Essar Oil's fuel exports to fall in 2018-19 as focus shifts to local sales
Indian refiner Essar Oil's fuel exports will sharply drop in 2018/19 as it ramps up local sales by doubling its retail network and turns some of its naphtha into profitable gasoline, its managing director said.
Rising fuel demand, driven by India's thirst for gasoline, is expected to help push the growth rate in the country's fuel consumption ahead of China's.
Essar Oil, which operates the 400,000 barrels per day Vadinar refinery in Gujarat, directly sells gasoil and gasoline in the retail market through 2,470 fuel stations and exports about 45% of its refined fuels output.
It plans to increase its retail sales outlets to 4,300 this fiscal year and to over 5,000 the next year, L K Gupta told reporters on Saturday, adding higher local sales would shrink Essar's export to 25%.
"All along, we were a country where people were aspiring for a bicycle and now we want at least two-wheelers (motorcycles and scooters)...65% of gasoline demand is from two-wheelers," Gupta said.

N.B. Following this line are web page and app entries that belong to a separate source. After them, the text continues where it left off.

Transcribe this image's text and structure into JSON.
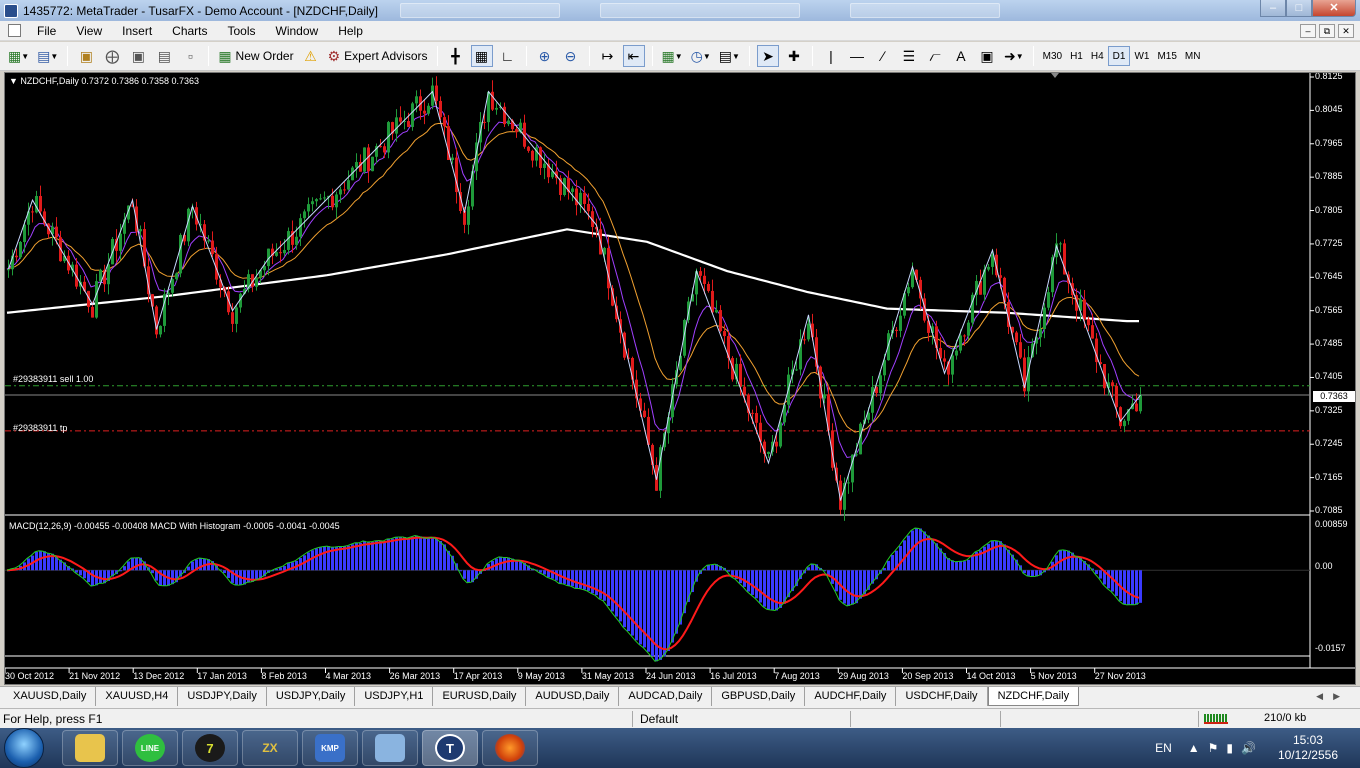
{
  "window": {
    "title": "1435772: MetaTrader - TusarFX - Demo Account - [NZDCHF,Daily]"
  },
  "menu": [
    "File",
    "View",
    "Insert",
    "Charts",
    "Tools",
    "Window",
    "Help"
  ],
  "toolbar": {
    "new_order": "New Order",
    "expert_advisors": "Expert Advisors",
    "timeframes": [
      "M30",
      "H1",
      "H4",
      "D1",
      "W1",
      "M15",
      "MN"
    ],
    "active_timeframe": "D1"
  },
  "chart": {
    "info": "NZDCHF,Daily  0.7372 0.7386 0.7358 0.7363",
    "current_price": "0.7363",
    "sell_order_label": "#29383911 sell 1.00",
    "tp_label": "#29383911 tp",
    "macd_info": "MACD(12,26,9) -0.00455 -0.00408  MACD With Histogram -0.0005 -0.0041 -0.0045",
    "macd_axis": [
      "0.00859",
      "0.00",
      "-0.0157"
    ],
    "colors": {
      "background": "#000000",
      "bull_candle": "#1f9a3a",
      "bear_candle": "#e01b1b",
      "sma_long": "#ffffff",
      "ma_fast": "#a040ff",
      "ma_slow": "#f0a030",
      "zigzag": "#c8d8ff",
      "sell_line": "#2f9e2f",
      "tp_line": "#e02020",
      "macd_hist": "#3a3aff",
      "macd_line": "#ff1a1a",
      "signal_line": "#22cc22"
    }
  },
  "chart_data": {
    "type": "candlestick",
    "title": "NZDCHF,Daily",
    "y_ticks": [
      "0.8125",
      "0.8045",
      "0.7965",
      "0.7885",
      "0.7805",
      "0.7725",
      "0.7645",
      "0.7565",
      "0.7485",
      "0.7405",
      "0.7325",
      "0.7245",
      "0.7165",
      "0.7085"
    ],
    "ylim": [
      0.7085,
      0.8125
    ],
    "x_ticks": [
      "30 Oct 2012",
      "21 Nov 2012",
      "13 Dec 2012",
      "17 Jan 2013",
      "8 Feb 2013",
      "4 Mar 2013",
      "26 Mar 2013",
      "17 Apr 2013",
      "9 May 2013",
      "31 May 2013",
      "24 Jun 2013",
      "16 Jul 2013",
      "7 Aug 2013",
      "29 Aug 2013",
      "20 Sep 2013",
      "14 Oct 2013",
      "5 Nov 2013",
      "27 Nov 2013"
    ],
    "last_ohlc": {
      "open": 0.7372,
      "high": 0.7386,
      "low": 0.7358,
      "close": 0.7363
    },
    "sell_level": 0.7385,
    "tp_level": 0.7277,
    "swing_points": [
      {
        "x": 0,
        "y": 0.7665
      },
      {
        "x": 6,
        "y": 0.783
      },
      {
        "x": 21,
        "y": 0.758
      },
      {
        "x": 31,
        "y": 0.783
      },
      {
        "x": 37,
        "y": 0.752
      },
      {
        "x": 46,
        "y": 0.7815
      },
      {
        "x": 56,
        "y": 0.7565
      },
      {
        "x": 65,
        "y": 0.769
      },
      {
        "x": 106,
        "y": 0.809
      },
      {
        "x": 114,
        "y": 0.78
      },
      {
        "x": 120,
        "y": 0.809
      },
      {
        "x": 147,
        "y": 0.777
      },
      {
        "x": 162,
        "y": 0.716
      },
      {
        "x": 172,
        "y": 0.766
      },
      {
        "x": 190,
        "y": 0.72
      },
      {
        "x": 200,
        "y": 0.7555
      },
      {
        "x": 208,
        "y": 0.711
      },
      {
        "x": 226,
        "y": 0.767
      },
      {
        "x": 234,
        "y": 0.7415
      },
      {
        "x": 246,
        "y": 0.771
      },
      {
        "x": 254,
        "y": 0.738
      },
      {
        "x": 262,
        "y": 0.772
      },
      {
        "x": 278,
        "y": 0.73
      },
      {
        "x": 283,
        "y": 0.7363
      }
    ],
    "sma_long_points": [
      {
        "x": 0,
        "y": 0.756
      },
      {
        "x": 40,
        "y": 0.76
      },
      {
        "x": 80,
        "y": 0.765
      },
      {
        "x": 110,
        "y": 0.77
      },
      {
        "x": 140,
        "y": 0.776
      },
      {
        "x": 160,
        "y": 0.773
      },
      {
        "x": 180,
        "y": 0.766
      },
      {
        "x": 200,
        "y": 0.761
      },
      {
        "x": 220,
        "y": 0.757
      },
      {
        "x": 250,
        "y": 0.756
      },
      {
        "x": 280,
        "y": 0.754
      }
    ],
    "macd_ylim": [
      -0.0157,
      0.00859
    ]
  },
  "tabs": [
    "XAUUSD,Daily",
    "XAUUSD,H4",
    "USDJPY,Daily",
    "USDJPY,Daily",
    "USDJPY,H1",
    "EURUSD,Daily",
    "AUDUSD,Daily",
    "AUDCAD,Daily",
    "GBPUSD,Daily",
    "AUDCHF,Daily",
    "USDCHF,Daily",
    "NZDCHF,Daily"
  ],
  "active_tab": "NZDCHF,Daily",
  "status": {
    "help": "For Help, press F1",
    "profile": "Default",
    "connection": "210/0 kb"
  },
  "taskbar": {
    "lang": "EN",
    "time": "15:03",
    "date": "10/12/2556"
  }
}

He said Essar is investing about $200 million to raise output capacity of its naphtha hydrotreater, continuous catalytic reformer and isomerisation units by 15-20% and set up new units to recover sulphur and manufacture propylene.
These projects, to be completed by March 2018, will boost Essar's profit from turning crude into refined fuels by $0.90 per barrel, Gupta said.
Expansion of units would halve Essar's naphtha exports to one cargo a month and raise annual gasoline output by 10-15% from the current 3-3.5 million tonnes, he said.
Essar is scouting for fuel storage depots at Rajasthan and Maharashtra in western India and the northern state of Uttar Pradesh to expand its local presence, he said. It has depots in Mumbai and in the southern cities of Kochi and Kakinadat.
The group, controlled by billionaire brothers Ravi and Shashi Ruia and with a presence across the oil and gas, steel, ports and power markets, wants to pare its billions of dollars of debt by boosting profitability and selling some of its assets.
It has decided to sell a 49% share in Essar Oil to Russian oil giant Rosneft and could sell more, Gupta said.
The new sulphur recovery unit will help Essar process more very sour cheaper grades like Maya and Talam of Mexico and Patos Marinza of Albania, Gupta said.
Essar, one of Iran's largest Indian oil clients, is in talks to buy West Karoon oil of the Persian gulf nation, Gupta said.
Essar plans to build a 5 million tonnes a year fluid catalytic cracker costing $1 billion-to-$1.5 billion, he said, without elaborating as the project is not yet approved by the company's board.
He also said low gas prices have forced the company to put on hold a plan to build petcoke gasification plant.